#### Task instructions:
Please set down every entry below exactly as given.

#### Input data:
- Opening Delimiter -

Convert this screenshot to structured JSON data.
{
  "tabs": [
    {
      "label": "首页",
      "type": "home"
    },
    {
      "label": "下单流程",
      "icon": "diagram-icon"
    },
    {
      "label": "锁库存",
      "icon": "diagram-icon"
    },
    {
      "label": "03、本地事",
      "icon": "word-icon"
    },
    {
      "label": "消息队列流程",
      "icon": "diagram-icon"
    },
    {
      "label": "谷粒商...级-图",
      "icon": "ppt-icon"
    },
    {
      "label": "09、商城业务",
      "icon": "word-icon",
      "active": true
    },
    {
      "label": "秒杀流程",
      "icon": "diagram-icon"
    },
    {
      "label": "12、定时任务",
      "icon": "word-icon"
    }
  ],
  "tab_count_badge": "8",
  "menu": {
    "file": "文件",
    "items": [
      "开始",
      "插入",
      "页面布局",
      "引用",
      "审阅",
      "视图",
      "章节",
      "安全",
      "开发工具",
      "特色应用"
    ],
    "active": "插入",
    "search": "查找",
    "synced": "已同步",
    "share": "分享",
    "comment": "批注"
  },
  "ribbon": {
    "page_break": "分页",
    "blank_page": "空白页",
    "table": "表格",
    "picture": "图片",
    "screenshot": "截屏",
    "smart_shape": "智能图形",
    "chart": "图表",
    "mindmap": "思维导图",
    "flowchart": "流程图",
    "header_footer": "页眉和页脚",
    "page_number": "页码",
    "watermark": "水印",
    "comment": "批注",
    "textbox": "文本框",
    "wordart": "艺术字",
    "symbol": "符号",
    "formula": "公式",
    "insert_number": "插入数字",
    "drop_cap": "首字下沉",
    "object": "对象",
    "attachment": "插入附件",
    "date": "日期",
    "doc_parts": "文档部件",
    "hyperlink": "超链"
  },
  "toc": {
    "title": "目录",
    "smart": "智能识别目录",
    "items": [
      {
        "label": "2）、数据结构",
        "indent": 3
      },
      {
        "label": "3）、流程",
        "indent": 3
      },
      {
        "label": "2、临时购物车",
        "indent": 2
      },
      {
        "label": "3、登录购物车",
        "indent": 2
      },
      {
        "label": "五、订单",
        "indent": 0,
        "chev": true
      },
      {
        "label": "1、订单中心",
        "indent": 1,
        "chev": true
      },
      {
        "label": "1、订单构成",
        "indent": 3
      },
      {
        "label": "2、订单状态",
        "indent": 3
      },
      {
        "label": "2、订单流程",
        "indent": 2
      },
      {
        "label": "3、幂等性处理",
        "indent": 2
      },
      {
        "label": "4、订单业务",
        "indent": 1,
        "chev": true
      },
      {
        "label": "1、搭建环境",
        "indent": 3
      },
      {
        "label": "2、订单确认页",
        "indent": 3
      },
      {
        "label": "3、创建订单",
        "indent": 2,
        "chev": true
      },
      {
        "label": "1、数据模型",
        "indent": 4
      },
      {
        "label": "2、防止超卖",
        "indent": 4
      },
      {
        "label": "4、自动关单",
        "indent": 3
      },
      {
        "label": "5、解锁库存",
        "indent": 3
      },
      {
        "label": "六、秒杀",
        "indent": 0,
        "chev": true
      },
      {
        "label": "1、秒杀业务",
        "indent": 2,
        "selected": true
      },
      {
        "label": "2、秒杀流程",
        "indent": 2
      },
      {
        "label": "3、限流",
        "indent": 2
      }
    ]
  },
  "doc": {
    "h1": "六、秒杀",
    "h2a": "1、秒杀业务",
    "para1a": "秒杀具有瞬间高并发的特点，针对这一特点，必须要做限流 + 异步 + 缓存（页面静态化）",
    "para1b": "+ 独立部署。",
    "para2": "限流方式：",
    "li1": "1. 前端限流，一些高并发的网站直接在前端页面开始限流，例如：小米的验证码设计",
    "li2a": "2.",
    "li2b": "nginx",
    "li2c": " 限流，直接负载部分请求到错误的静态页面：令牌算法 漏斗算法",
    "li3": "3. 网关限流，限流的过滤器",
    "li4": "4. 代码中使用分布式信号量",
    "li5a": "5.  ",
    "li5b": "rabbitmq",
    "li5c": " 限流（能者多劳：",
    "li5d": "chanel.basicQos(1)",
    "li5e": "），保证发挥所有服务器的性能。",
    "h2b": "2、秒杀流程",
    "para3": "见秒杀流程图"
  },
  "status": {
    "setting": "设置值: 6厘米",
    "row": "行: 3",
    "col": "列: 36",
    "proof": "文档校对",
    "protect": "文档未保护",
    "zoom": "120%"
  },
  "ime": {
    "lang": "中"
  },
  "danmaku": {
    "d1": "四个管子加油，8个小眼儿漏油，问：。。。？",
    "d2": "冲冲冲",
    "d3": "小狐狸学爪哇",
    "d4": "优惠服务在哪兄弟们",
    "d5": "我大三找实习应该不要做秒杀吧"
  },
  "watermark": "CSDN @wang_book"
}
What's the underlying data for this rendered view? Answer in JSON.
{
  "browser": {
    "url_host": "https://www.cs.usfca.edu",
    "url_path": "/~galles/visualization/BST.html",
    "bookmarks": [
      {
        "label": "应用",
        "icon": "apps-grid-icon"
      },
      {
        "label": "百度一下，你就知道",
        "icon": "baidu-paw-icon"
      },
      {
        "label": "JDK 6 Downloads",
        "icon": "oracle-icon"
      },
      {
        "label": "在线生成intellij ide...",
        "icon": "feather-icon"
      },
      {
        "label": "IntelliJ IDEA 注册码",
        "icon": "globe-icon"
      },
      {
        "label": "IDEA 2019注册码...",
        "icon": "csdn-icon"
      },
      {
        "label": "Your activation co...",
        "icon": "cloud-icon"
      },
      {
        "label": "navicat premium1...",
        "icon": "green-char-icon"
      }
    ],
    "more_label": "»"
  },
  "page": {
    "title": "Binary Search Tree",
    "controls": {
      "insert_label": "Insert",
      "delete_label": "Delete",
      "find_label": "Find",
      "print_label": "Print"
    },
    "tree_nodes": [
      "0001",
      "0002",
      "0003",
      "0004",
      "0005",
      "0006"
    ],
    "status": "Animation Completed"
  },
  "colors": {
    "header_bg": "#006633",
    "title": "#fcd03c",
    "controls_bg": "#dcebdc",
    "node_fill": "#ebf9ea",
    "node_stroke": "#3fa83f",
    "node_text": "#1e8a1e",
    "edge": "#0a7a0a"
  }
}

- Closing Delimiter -

#### Expected output:
Convert this screenshot to structured JSON data.
{
  "tabs": [
    {
      "label": "首页",
      "type": "home"
    },
    {
      "label": "下单流程",
      "icon": "diagram-icon"
    },
    {
      "label": "锁库存",
      "icon": "diagram-icon"
    },
    {
      "label": "03、本地事",
      "icon": "word-icon"
    },
    {
      "label": "消息队列流程",
      "icon": "diagram-icon"
    },
    {
      "label": "谷粒商...级-图",
      "icon": "ppt-icon"
    },
    {
      "label": "09、商城业务",
      "icon": "word-icon",
      "active": true
    },
    {
      "label": "秒杀流程",
      "icon": "diagram-icon"
    },
    {
      "label": "12、定时任务",
      "icon": "word-icon"
    }
  ],
  "tab_count_badge": "8",
  "menu": {
    "file": "文件",
    "items": [
      "开始",
      "插入",
      "页面布局",
      "引用",
      "审阅",
      "视图",
      "章节",
      "安全",
      "开发工具",
      "特色应用"
    ],
    "active": "插入",
    "search": "查找",
    "synced": "已同步",
    "share": "分享",
    "comment": "批注"
  },
  "ribbon": {
    "page_break": "分页",
    "blank_page": "空白页",
    "table": "表格",
    "picture": "图片",
    "screenshot": "截屏",
    "smart_shape": "智能图形",
    "chart": "图表",
    "mindmap": "思维导图",
    "flowchart": "流程图",
    "header_footer": "页眉和页脚",
    "page_number": "页码",
    "watermark": "水印",
    "comment": "批注",
    "textbox": "文本框",
    "wordart": "艺术字",
    "symbol": "符号",
    "formula": "公式",
    "insert_number": "插入数字",
    "drop_cap": "首字下沉",
    "object": "对象",
    "attachment": "插入附件",
    "date": "日期",
    "doc_parts": "文档部件",
    "hyperlink": "超链"
  },
  "toc": {
    "title": "目录",
    "smart": "智能识别目录",
    "items": [
      {
        "label": "2）、数据结构",
        "indent": 3
      },
      {
        "label": "3）、流程",
        "indent": 3
      },
      {
        "label": "2、临时购物车",
        "indent": 2
      },
      {
        "label": "3、登录购物车",
        "indent": 2
      },
      {
        "label": "五、订单",
        "indent": 0,
        "chev": true
      },
      {
        "label": "1、订单中心",
        "indent": 1,
        "chev": true
      },
      {
        "label": "1、订单构成",
        "indent": 3
      },
      {
        "label": "2、订单状态",
        "indent": 3
      },
      {
        "label": "2、订单流程",
        "indent": 2
      },
      {
        "label": "3、幂等性处理",
        "indent": 2
      },
      {
        "label": "4、订单业务",
        "indent": 1,
        "chev": true
      },
      {
        "label": "1、搭建环境",
        "indent": 3
      },
      {
        "label": "2、订单确认页",
        "indent": 3
      },
      {
        "label": "3、创建订单",
        "indent": 2,
        "chev": true
      },
      {
        "label": "1、数据模型",
        "indent": 4
      },
      {
        "label": "2、防止超卖",
        "indent": 4
      },
      {
        "label": "4、自动关单",
        "indent": 3
      },
      {
        "label": "5、解锁库存",
        "indent": 3
      },
      {
        "label": "六、秒杀",
        "indent": 0,
        "chev": true
      },
      {
        "label": "1、秒杀业务",
        "indent": 2,
        "selected": true
      },
      {
        "label": "2、秒杀流程",
        "indent": 2
      },
      {
        "label": "3、限流",
        "indent": 2
      }
    ]
  },
  "doc": {
    "h1": "六、秒杀",
    "h2a": "1、秒杀业务",
    "para1a": "秒杀具有瞬间高并发的特点，针对这一特点，必须要做限流 + 异步 + 缓存（页面静态化）",
    "para1b": "+ 独立部署。",
    "para2": "限流方式：",
    "li1": "1. 前端限流，一些高并发的网站直接在前端页面开始限流，例如：小米的验证码设计",
    "li2a": "2.",
    "li2b": "nginx",
    "li2c": " 限流，直接负载部分请求到错误的静态页面：令牌算法 漏斗算法",
    "li3": "3. 网关限流，限流的过滤器",
    "li4": "4. 代码中使用分布式信号量",
    "li5a": "5.  ",
    "li5b": "rabbitmq",
    "li5c": " 限流（能者多劳：",
    "li5d": "chanel.basicQos(1)",
    "li5e": "），保证发挥所有服务器的性能。",
    "h2b": "2、秒杀流程",
    "para3": "见秒杀流程图"
  },
  "status": {
    "setting": "设置值: 6厘米",
    "row": "行: 3",
    "col": "列: 36",
    "proof": "文档校对",
    "protect": "文档未保护",
    "zoom": "120%"
  },
  "ime": {
    "lang": "中"
  },
  "danmaku": {
    "d1": "四个管子加油，8个小眼儿漏油，问：。。。？",
    "d2": "冲冲冲",
    "d3": "小狐狸学爪哇",
    "d4": "优惠服务在哪兄弟们",
    "d5": "我大三找实习应该不要做秒杀吧"
  },
  "watermark": "CSDN @wang_book"
}
What's the underlying data for this rendered view? Answer in JSON.
{
  "browser": {
    "url_host": "https://www.cs.usfca.edu",
    "url_path": "/~galles/visualization/BST.html",
    "bookmarks": [
      {
        "label": "应用",
        "icon": "apps-grid-icon"
      },
      {
        "label": "百度一下，你就知道",
        "icon": "baidu-paw-icon"
      },
      {
        "label": "JDK 6 Downloads",
        "icon": "oracle-icon"
      },
      {
        "label": "在线生成intellij ide...",
        "icon": "feather-icon"
      },
      {
        "label": "IntelliJ IDEA 注册码",
        "icon": "globe-icon"
      },
      {
        "label": "IDEA 2019注册码...",
        "icon": "csdn-icon"
      },
      {
        "label": "Your activation co...",
        "icon": "cloud-icon"
      },
      {
        "label": "navicat premium1...",
        "icon": "green-char-icon"
      }
    ],
    "more_label": "»"
  },
  "page": {
    "title": "Binary Search Tree",
    "controls": {
      "insert_label": "Insert",
      "delete_label": "Delete",
      "find_label": "Find",
      "print_label": "Print"
    },
    "tree_nodes": [
      "0001",
      "0002",
      "0003",
      "0004",
      "0005",
      "0006"
    ],
    "status": "Animation Completed"
  },
  "colors": {
    "header_bg": "#006633",
    "title": "#fcd03c",
    "controls_bg": "#dcebdc",
    "node_fill": "#ebf9ea",
    "node_stroke": "#3fa83f",
    "node_text": "#1e8a1e",
    "edge": "#0a7a0a"
  }
}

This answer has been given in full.